● Data about app and page elements
□ □ □ □
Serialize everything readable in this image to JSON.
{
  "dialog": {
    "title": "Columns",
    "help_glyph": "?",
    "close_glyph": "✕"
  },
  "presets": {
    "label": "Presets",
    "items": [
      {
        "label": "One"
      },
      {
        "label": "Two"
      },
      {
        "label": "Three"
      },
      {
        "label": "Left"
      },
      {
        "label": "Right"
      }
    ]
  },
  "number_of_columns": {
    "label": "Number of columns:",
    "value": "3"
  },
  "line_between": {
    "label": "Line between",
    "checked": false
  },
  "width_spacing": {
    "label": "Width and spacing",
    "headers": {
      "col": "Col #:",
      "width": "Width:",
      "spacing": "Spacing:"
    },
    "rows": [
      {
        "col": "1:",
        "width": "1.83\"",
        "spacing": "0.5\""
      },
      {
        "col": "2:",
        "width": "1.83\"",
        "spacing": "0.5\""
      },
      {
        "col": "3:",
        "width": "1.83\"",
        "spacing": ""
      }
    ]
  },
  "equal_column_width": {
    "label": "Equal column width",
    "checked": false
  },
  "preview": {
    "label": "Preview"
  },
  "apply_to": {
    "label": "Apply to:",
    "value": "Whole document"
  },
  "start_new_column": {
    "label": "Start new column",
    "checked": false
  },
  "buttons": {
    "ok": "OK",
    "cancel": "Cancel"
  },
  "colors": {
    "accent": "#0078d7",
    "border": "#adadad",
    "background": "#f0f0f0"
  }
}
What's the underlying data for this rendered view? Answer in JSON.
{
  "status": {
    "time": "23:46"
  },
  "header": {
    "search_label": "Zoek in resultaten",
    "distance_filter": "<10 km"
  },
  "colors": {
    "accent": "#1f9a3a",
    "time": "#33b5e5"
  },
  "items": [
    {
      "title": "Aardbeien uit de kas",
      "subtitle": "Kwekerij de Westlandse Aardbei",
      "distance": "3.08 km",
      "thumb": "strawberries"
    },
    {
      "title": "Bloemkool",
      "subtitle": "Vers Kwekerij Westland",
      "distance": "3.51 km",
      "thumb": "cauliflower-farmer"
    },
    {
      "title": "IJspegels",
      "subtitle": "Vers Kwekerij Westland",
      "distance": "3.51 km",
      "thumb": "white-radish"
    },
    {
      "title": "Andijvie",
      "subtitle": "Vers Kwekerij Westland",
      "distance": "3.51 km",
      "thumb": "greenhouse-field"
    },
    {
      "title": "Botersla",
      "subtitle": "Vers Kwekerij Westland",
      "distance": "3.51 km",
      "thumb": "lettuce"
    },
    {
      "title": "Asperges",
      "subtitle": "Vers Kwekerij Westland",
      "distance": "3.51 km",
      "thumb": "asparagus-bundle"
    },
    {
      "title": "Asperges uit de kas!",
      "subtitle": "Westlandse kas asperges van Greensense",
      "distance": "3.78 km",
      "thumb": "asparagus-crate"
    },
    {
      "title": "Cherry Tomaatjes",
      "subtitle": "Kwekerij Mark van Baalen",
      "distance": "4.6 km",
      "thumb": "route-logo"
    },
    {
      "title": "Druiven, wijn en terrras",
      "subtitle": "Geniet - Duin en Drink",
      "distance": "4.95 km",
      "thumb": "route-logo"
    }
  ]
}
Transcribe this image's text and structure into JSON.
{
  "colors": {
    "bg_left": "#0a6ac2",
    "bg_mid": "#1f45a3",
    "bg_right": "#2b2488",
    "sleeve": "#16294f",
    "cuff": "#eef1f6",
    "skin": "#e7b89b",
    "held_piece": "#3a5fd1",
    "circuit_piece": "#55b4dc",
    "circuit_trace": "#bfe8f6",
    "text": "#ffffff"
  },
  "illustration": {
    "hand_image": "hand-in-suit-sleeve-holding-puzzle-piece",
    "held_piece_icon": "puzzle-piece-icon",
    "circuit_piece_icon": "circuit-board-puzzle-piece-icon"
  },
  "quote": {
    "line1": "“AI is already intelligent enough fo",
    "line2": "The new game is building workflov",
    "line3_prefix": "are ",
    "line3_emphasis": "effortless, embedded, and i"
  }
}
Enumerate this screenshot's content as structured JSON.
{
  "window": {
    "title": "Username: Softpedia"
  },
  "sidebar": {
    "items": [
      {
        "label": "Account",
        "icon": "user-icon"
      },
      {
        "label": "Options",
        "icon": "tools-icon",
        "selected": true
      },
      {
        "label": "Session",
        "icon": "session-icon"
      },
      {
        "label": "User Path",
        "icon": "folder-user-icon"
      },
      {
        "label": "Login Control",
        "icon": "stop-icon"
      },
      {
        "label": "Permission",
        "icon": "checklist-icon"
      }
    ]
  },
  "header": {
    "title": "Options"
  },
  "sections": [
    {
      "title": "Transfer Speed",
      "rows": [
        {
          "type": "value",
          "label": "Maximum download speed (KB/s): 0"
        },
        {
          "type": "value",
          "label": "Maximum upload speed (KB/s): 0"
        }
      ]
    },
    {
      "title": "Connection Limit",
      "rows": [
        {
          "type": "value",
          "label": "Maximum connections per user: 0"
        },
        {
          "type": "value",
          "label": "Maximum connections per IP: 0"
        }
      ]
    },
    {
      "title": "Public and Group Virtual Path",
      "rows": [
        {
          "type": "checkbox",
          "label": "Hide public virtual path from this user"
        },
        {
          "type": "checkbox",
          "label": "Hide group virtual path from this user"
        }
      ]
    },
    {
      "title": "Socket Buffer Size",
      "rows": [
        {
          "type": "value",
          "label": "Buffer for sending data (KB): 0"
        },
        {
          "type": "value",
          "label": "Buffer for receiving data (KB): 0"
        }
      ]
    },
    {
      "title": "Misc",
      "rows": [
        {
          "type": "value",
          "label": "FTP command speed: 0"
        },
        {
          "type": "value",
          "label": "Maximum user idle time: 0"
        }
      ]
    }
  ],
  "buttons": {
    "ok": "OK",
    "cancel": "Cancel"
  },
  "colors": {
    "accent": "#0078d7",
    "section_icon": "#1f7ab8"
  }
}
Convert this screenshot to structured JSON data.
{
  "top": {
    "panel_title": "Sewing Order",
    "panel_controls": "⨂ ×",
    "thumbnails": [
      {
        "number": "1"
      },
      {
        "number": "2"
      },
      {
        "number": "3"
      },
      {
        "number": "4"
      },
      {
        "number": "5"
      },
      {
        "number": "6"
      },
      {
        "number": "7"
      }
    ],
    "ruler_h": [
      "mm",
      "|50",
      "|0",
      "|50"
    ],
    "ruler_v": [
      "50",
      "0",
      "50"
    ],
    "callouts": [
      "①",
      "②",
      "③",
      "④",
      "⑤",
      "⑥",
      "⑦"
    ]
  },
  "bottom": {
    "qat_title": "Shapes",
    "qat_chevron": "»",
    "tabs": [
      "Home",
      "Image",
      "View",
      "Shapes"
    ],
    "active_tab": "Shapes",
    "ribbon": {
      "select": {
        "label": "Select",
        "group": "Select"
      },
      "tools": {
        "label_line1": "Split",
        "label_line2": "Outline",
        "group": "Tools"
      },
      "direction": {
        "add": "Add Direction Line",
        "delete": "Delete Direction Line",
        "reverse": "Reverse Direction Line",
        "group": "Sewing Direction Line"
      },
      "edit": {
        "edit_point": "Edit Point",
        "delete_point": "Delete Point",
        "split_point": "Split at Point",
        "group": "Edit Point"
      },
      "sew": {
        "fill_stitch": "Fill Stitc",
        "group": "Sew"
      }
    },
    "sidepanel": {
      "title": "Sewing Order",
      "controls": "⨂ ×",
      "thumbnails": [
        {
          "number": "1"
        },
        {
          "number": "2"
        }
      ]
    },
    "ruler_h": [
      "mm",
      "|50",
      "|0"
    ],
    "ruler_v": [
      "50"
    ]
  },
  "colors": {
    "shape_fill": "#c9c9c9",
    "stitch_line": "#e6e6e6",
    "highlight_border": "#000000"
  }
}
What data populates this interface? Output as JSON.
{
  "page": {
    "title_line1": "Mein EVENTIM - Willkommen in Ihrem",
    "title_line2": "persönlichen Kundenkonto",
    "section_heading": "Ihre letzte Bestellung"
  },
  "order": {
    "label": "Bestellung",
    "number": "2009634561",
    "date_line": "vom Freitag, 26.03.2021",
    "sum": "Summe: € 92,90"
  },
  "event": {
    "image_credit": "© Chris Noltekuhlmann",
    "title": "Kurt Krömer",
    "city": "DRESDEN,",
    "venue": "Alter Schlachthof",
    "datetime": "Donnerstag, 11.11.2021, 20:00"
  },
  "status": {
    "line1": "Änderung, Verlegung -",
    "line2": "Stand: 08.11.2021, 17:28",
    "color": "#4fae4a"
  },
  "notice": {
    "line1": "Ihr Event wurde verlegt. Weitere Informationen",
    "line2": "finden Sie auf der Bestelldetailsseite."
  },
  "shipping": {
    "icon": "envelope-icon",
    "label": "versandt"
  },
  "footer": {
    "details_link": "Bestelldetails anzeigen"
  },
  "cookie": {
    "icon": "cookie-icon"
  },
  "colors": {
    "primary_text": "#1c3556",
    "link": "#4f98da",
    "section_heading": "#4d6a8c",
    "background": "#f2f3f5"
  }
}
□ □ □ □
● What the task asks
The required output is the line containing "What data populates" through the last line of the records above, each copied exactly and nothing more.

● Solution to this exercise
What data populates this interface? Output as JSON.
{
  "page": {
    "title_line1": "Mein EVENTIM - Willkommen in Ihrem",
    "title_line2": "persönlichen Kundenkonto",
    "section_heading": "Ihre letzte Bestellung"
  },
  "order": {
    "label": "Bestellung",
    "number": "2009634561",
    "date_line": "vom Freitag, 26.03.2021",
    "sum": "Summe: € 92,90"
  },
  "event": {
    "image_credit": "© Chris Noltekuhlmann",
    "title": "Kurt Krömer",
    "city": "DRESDEN,",
    "venue": "Alter Schlachthof",
    "datetime": "Donnerstag, 11.11.2021, 20:00"
  },
  "status": {
    "line1": "Änderung, Verlegung -",
    "line2": "Stand: 08.11.2021, 17:28",
    "color": "#4fae4a"
  },
  "notice": {
    "line1": "Ihr Event wurde verlegt. Weitere Informationen",
    "line2": "finden Sie auf der Bestelldetailsseite."
  },
  "shipping": {
    "icon": "envelope-icon",
    "label": "versandt"
  },
  "footer": {
    "details_link": "Bestelldetails anzeigen"
  },
  "cookie": {
    "icon": "cookie-icon"
  },
  "colors": {
    "primary_text": "#1c3556",
    "link": "#4f98da",
    "section_heading": "#4d6a8c",
    "background": "#f2f3f5"
  }
}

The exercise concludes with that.